═══ Material shown
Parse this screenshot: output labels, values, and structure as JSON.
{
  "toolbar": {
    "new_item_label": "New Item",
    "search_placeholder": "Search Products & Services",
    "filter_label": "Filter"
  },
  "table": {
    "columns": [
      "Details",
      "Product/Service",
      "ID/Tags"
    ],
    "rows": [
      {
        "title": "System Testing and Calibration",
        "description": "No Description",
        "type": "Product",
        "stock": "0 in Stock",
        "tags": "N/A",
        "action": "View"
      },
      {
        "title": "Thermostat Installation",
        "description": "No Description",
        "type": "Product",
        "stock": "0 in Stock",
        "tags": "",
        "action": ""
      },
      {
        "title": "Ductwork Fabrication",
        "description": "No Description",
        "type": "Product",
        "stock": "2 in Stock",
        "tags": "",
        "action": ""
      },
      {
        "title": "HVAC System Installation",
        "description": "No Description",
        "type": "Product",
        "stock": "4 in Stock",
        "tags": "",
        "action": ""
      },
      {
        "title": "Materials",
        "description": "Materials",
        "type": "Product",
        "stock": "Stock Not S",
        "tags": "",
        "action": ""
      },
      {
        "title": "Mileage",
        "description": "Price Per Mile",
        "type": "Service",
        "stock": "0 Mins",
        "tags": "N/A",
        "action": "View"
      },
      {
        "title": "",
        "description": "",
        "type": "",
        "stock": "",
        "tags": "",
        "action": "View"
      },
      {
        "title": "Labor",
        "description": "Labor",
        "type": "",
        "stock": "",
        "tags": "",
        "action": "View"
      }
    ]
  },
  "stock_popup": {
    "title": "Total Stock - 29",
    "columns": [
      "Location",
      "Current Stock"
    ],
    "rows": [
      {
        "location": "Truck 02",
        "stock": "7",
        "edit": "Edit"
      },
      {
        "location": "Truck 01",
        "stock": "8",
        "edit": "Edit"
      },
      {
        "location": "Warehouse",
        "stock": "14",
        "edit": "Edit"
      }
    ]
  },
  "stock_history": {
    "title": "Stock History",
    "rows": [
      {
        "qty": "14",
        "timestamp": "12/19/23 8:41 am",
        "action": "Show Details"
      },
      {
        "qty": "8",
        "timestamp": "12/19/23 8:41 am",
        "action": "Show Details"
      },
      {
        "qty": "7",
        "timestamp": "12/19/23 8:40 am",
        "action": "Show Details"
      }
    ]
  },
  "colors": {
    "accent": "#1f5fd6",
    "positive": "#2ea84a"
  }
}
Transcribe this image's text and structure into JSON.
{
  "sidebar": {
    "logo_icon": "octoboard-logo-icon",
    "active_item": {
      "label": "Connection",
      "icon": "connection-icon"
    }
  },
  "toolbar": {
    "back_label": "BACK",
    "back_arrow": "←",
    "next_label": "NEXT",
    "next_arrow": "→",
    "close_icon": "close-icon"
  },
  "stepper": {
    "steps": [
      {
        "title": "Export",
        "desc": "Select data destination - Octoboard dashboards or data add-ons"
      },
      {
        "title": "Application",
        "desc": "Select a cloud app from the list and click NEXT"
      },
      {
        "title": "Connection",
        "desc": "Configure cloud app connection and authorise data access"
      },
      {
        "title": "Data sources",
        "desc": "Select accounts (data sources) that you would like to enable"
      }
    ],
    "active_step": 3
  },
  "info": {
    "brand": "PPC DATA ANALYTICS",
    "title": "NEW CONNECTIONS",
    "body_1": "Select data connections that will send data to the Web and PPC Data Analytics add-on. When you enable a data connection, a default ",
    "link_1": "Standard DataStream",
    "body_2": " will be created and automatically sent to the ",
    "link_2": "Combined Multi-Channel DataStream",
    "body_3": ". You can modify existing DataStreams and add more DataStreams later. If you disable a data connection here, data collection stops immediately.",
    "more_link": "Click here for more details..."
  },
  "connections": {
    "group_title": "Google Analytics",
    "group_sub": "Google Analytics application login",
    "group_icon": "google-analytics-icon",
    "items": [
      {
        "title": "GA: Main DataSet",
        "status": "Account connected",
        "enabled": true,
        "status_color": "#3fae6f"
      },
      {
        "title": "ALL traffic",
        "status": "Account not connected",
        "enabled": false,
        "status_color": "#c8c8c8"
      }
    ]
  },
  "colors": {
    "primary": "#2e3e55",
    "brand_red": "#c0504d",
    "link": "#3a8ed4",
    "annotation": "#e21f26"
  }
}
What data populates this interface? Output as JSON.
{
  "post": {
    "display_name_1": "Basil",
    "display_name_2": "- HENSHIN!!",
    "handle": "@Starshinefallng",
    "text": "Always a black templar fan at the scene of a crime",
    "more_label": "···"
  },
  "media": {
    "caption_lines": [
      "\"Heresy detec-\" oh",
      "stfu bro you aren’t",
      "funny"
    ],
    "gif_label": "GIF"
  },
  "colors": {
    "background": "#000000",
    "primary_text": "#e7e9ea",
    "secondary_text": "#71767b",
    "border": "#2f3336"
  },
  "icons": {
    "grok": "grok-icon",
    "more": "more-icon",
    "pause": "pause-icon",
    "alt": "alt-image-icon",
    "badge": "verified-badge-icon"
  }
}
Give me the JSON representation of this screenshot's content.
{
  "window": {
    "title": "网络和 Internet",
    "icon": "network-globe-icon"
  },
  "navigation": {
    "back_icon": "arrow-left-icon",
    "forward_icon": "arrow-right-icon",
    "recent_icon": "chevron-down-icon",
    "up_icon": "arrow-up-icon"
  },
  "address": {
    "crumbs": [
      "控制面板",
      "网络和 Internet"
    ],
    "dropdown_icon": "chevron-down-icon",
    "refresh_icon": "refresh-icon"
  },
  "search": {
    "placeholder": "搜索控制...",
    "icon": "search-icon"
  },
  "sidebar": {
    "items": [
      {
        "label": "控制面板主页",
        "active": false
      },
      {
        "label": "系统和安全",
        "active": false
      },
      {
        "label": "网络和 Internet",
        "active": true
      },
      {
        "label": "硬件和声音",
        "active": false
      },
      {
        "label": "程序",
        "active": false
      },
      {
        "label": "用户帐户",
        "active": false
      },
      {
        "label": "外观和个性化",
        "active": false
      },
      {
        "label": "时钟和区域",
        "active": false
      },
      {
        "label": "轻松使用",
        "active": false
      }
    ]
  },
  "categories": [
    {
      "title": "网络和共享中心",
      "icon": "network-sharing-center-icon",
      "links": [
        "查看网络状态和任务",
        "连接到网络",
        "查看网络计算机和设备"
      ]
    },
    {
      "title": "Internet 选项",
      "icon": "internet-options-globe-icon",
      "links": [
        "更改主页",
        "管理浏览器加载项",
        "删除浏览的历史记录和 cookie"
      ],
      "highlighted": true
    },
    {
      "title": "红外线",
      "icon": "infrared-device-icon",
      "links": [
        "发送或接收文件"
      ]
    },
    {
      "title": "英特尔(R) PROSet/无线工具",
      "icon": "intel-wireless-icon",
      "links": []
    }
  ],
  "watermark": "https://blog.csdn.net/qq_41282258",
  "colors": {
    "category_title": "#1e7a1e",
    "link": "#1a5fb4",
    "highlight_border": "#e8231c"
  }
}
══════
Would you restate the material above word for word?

#### [Response below]
Parse this screenshot: output labels, values, and structure as JSON.
{
  "toolbar": {
    "new_item_label": "New Item",
    "search_placeholder": "Search Products & Services",
    "filter_label": "Filter"
  },
  "table": {
    "columns": [
      "Details",
      "Product/Service",
      "ID/Tags"
    ],
    "rows": [
      {
        "title": "System Testing and Calibration",
        "description": "No Description",
        "type": "Product",
        "stock": "0 in Stock",
        "tags": "N/A",
        "action": "View"
      },
      {
        "title": "Thermostat Installation",
        "description": "No Description",
        "type": "Product",
        "stock": "0 in Stock",
        "tags": "",
        "action": ""
      },
      {
        "title": "Ductwork Fabrication",
        "description": "No Description",
        "type": "Product",
        "stock": "2 in Stock",
        "tags": "",
        "action": ""
      },
      {
        "title": "HVAC System Installation",
        "description": "No Description",
        "type": "Product",
        "stock": "4 in Stock",
        "tags": "",
        "action": ""
      },
      {
        "title": "Materials",
        "description": "Materials",
        "type": "Product",
        "stock": "Stock Not S",
        "tags": "",
        "action": ""
      },
      {
        "title": "Mileage",
        "description": "Price Per Mile",
        "type": "Service",
        "stock": "0 Mins",
        "tags": "N/A",
        "action": "View"
      },
      {
        "title": "",
        "description": "",
        "type": "",
        "stock": "",
        "tags": "",
        "action": "View"
      },
      {
        "title": "Labor",
        "description": "Labor",
        "type": "",
        "stock": "",
        "tags": "",
        "action": "View"
      }
    ]
  },
  "stock_popup": {
    "title": "Total Stock - 29",
    "columns": [
      "Location",
      "Current Stock"
    ],
    "rows": [
      {
        "location": "Truck 02",
        "stock": "7",
        "edit": "Edit"
      },
      {
        "location": "Truck 01",
        "stock": "8",
        "edit": "Edit"
      },
      {
        "location": "Warehouse",
        "stock": "14",
        "edit": "Edit"
      }
    ]
  },
  "stock_history": {
    "title": "Stock History",
    "rows": [
      {
        "qty": "14",
        "timestamp": "12/19/23 8:41 am",
        "action": "Show Details"
      },
      {
        "qty": "8",
        "timestamp": "12/19/23 8:41 am",
        "action": "Show Details"
      },
      {
        "qty": "7",
        "timestamp": "12/19/23 8:40 am",
        "action": "Show Details"
      }
    ]
  },
  "colors": {
    "accent": "#1f5fd6",
    "positive": "#2ea84a"
  }
}
Transcribe this image's text and structure into JSON.
{
  "sidebar": {
    "logo_icon": "octoboard-logo-icon",
    "active_item": {
      "label": "Connection",
      "icon": "connection-icon"
    }
  },
  "toolbar": {
    "back_label": "BACK",
    "back_arrow": "←",
    "next_label": "NEXT",
    "next_arrow": "→",
    "close_icon": "close-icon"
  },
  "stepper": {
    "steps": [
      {
        "title": "Export",
        "desc": "Select data destination - Octoboard dashboards or data add-ons"
      },
      {
        "title": "Application",
        "desc": "Select a cloud app from the list and click NEXT"
      },
      {
        "title": "Connection",
        "desc": "Configure cloud app connection and authorise data access"
      },
      {
        "title": "Data sources",
        "desc": "Select accounts (data sources) that you would like to enable"
      }
    ],
    "active_step": 3
  },
  "info": {
    "brand": "PPC DATA ANALYTICS",
    "title": "NEW CONNECTIONS",
    "body_1": "Select data connections that will send data to the Web and PPC Data Analytics add-on. When you enable a data connection, a default ",
    "link_1": "Standard DataStream",
    "body_2": " will be created and automatically sent to the ",
    "link_2": "Combined Multi-Channel DataStream",
    "body_3": ". You can modify existing DataStreams and add more DataStreams later. If you disable a data connection here, data collection stops immediately.",
    "more_link": "Click here for more details..."
  },
  "connections": {
    "group_title": "Google Analytics",
    "group_sub": "Google Analytics application login",
    "group_icon": "google-analytics-icon",
    "items": [
      {
        "title": "GA: Main DataSet",
        "status": "Account connected",
        "enabled": true,
        "status_color": "#3fae6f"
      },
      {
        "title": "ALL traffic",
        "status": "Account not connected",
        "enabled": false,
        "status_color": "#c8c8c8"
      }
    ]
  },
  "colors": {
    "primary": "#2e3e55",
    "brand_red": "#c0504d",
    "link": "#3a8ed4",
    "annotation": "#e21f26"
  }
}
What data populates this interface? Output as JSON.
{
  "post": {
    "display_name_1": "Basil",
    "display_name_2": "- HENSHIN!!",
    "handle": "@Starshinefallng",
    "text": "Always a black templar fan at the scene of a crime",
    "more_label": "···"
  },
  "media": {
    "caption_lines": [
      "\"Heresy detec-\" oh",
      "stfu bro you aren’t",
      "funny"
    ],
    "gif_label": "GIF"
  },
  "colors": {
    "background": "#000000",
    "primary_text": "#e7e9ea",
    "secondary_text": "#71767b",
    "border": "#2f3336"
  },
  "icons": {
    "grok": "grok-icon",
    "more": "more-icon",
    "pause": "pause-icon",
    "alt": "alt-image-icon",
    "badge": "verified-badge-icon"
  }
}
Give me the JSON representation of this screenshot's content.
{
  "window": {
    "title": "网络和 Internet",
    "icon": "network-globe-icon"
  },
  "navigation": {
    "back_icon": "arrow-left-icon",
    "forward_icon": "arrow-right-icon",
    "recent_icon": "chevron-down-icon",
    "up_icon": "arrow-up-icon"
  },
  "address": {
    "crumbs": [
      "控制面板",
      "网络和 Internet"
    ],
    "dropdown_icon": "chevron-down-icon",
    "refresh_icon": "refresh-icon"
  },
  "search": {
    "placeholder": "搜索控制...",
    "icon": "search-icon"
  },
  "sidebar": {
    "items": [
      {
        "label": "控制面板主页",
        "active": false
      },
      {
        "label": "系统和安全",
        "active": false
      },
      {
        "label": "网络和 Internet",
        "active": true
      },
      {
        "label": "硬件和声音",
        "active": false
      },
      {
        "label": "程序",
        "active": false
      },
      {
        "label": "用户帐户",
        "active": false
      },
      {
        "label": "外观和个性化",
        "active": false
      },
      {
        "label": "时钟和区域",
        "active": false
      },
      {
        "label": "轻松使用",
        "active": false
      }
    ]
  },
  "categories": [
    {
      "title": "网络和共享中心",
      "icon": "network-sharing-center-icon",
      "links": [
        "查看网络状态和任务",
        "连接到网络",
        "查看网络计算机和设备"
      ]
    },
    {
      "title": "Internet 选项",
      "icon": "internet-options-globe-icon",
      "links": [
        "更改主页",
        "管理浏览器加载项",
        "删除浏览的历史记录和 cookie"
      ],
      "highlighted": true
    },
    {
      "title": "红外线",
      "icon": "infrared-device-icon",
      "links": [
        "发送或接收文件"
      ]
    },
    {
      "title": "英特尔(R) PROSet/无线工具",
      "icon": "intel-wireless-icon",
      "links": []
    }
  ],
  "watermark": "https://blog.csdn.net/qq_41282258",
  "colors": {
    "category_title": "#1e7a1e",
    "link": "#1a5fb4",
    "highlight_border": "#e8231c"
  }
}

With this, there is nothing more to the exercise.